The problem: Repeat the entries that appear below, exactly and in full.

····················

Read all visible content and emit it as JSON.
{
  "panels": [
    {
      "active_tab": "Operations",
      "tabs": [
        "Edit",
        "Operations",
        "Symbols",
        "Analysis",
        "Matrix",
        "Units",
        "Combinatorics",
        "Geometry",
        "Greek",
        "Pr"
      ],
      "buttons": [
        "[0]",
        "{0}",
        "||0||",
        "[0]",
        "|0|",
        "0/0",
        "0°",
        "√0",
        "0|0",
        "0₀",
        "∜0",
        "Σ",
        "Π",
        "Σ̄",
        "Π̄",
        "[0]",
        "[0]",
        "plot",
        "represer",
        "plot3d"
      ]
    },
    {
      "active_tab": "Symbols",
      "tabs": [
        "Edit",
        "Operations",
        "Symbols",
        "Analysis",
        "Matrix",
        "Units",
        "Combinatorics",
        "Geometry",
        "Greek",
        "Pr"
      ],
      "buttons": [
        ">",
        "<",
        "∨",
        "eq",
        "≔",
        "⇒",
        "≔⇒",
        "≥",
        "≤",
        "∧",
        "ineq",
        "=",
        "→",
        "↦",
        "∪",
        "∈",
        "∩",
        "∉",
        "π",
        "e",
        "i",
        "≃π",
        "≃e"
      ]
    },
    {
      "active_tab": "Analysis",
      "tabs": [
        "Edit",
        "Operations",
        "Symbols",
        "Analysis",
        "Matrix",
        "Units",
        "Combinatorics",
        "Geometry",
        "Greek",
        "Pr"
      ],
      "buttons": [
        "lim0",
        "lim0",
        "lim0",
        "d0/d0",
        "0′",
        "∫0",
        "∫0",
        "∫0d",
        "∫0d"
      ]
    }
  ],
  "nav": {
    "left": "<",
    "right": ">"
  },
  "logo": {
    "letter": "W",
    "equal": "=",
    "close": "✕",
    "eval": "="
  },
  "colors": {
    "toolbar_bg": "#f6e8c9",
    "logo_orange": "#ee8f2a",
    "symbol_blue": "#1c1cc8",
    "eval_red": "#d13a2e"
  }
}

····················

Response box:
Read all visible content and emit it as JSON.
{
  "panels": [
    {
      "active_tab": "Operations",
      "tabs": [
        "Edit",
        "Operations",
        "Symbols",
        "Analysis",
        "Matrix",
        "Units",
        "Combinatorics",
        "Geometry",
        "Greek",
        "Pr"
      ],
      "buttons": [
        "[0]",
        "{0}",
        "||0||",
        "[0]",
        "|0|",
        "0/0",
        "0°",
        "√0",
        "0|0",
        "0₀",
        "∜0",
        "Σ",
        "Π",
        "Σ̄",
        "Π̄",
        "[0]",
        "[0]",
        "plot",
        "represer",
        "plot3d"
      ]
    },
    {
      "active_tab": "Symbols",
      "tabs": [
        "Edit",
        "Operations",
        "Symbols",
        "Analysis",
        "Matrix",
        "Units",
        "Combinatorics",
        "Geometry",
        "Greek",
        "Pr"
      ],
      "buttons": [
        ">",
        "<",
        "∨",
        "eq",
        "≔",
        "⇒",
        "≔⇒",
        "≥",
        "≤",
        "∧",
        "ineq",
        "=",
        "→",
        "↦",
        "∪",
        "∈",
        "∩",
        "∉",
        "π",
        "e",
        "i",
        "≃π",
        "≃e"
      ]
    },
    {
      "active_tab": "Analysis",
      "tabs": [
        "Edit",
        "Operations",
        "Symbols",
        "Analysis",
        "Matrix",
        "Units",
        "Combinatorics",
        "Geometry",
        "Greek",
        "Pr"
      ],
      "buttons": [
        "lim0",
        "lim0",
        "lim0",
        "d0/d0",
        "0′",
        "∫0",
        "∫0",
        "∫0d",
        "∫0d"
      ]
    }
  ],
  "nav": {
    "left": "<",
    "right": ">"
  },
  "logo": {
    "letter": "W",
    "equal": "=",
    "close": "✕",
    "eval": "="
  },
  "colors": {
    "toolbar_bg": "#f6e8c9",
    "logo_orange": "#ee8f2a",
    "symbol_blue": "#1c1cc8",
    "eval_red": "#d13a2e"
  }
}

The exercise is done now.